The third is to “…expand through product line extensions, geographical reach, and further channel development.” This includes the Quiksilver Girls line, launching in spring. They also plan to expand DC into “…surf, snow, BMX, rally and moto.” They “… also believe we have a huge opportunity in mountain resorts and colder weather markets within the Americas and Asia-Pacific to replicate the success of our European winter outerwear business.” The geographic expansion will be where they already have a presence, but have underinvested in the past.
 
The fourth primary initiative “…is the development of incubator brand concepts that can potentially represent opportunities consistent with our culture and areas of expertise.” I don’t know quite what that means but he mentions Lib Tech and Gnu as examples, and that must have Mike and Pete reaching for their favorite adult beverage.
 
As is the case for every company of any size that wants to grow, the devil’s in the details. How do you focus on your three major brands and remain centered on boardriding but grow moto, bike, climb, paddle, mixed martial arts and others? How big a part of your business can those become before you’re no longer centered on boardriding? If you want to grow Lib Tech and Gnu “…consistent with our culture and areas of expertise,” that might be interpreted as putting some serious limits on their growth.
 
Quik’s ecommerce business is about $25 million, and they think it has the potential to be 10% of their business. They closed the year with 540 stores. They believe DC has the potential to be a billion dollar brand.
 
For 2011, they are looking for “…modest sort of growth” overall for the company. They’ve got cost pressures they estimate at five to ten percent, and expect to implement some selective price increases. They expect an overall gross margin for the year consistent with 2010. The price increase and some cost initiatives, along with favorable currency rates in some countries outside of the U.S., should allow them to achieve this in spite of costs going up.
 
What do they expect in terms of sales for 2011? “Quiksilver kind of low-single digit expectations for fiscal ’11; Roxy, down mid-singles, and DC, up somewhere in the high-single to low-double digit range.

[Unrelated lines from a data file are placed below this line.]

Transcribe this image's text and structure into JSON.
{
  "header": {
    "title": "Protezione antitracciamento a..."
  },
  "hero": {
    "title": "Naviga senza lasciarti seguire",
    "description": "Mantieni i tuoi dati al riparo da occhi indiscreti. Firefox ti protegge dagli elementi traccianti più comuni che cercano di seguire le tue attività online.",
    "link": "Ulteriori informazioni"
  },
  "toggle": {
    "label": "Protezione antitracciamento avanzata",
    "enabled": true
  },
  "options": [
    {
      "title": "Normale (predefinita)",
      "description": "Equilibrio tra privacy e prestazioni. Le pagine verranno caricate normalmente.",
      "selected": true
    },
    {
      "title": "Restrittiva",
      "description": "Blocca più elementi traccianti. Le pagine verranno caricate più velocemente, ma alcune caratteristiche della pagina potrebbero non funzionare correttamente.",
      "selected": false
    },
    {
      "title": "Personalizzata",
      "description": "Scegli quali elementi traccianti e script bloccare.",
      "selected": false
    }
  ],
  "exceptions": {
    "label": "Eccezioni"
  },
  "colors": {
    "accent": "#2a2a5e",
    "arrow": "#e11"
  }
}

In terms of what we are expecting in regionally, much of the growth is focused on the Americas region in 2011. We are launching the Quiksilver Girls collection beginning on 2/25. Our first delivery is coming out.”   
 
It’s nice to see Quik more or less out from under their liquidity and debt problems and focused on brand building and the future. I can see that they have some possibilities for growth, but none of them feel easy and it sounds like real impact will be felt after 2011. I guess that’s just business for all of us these days.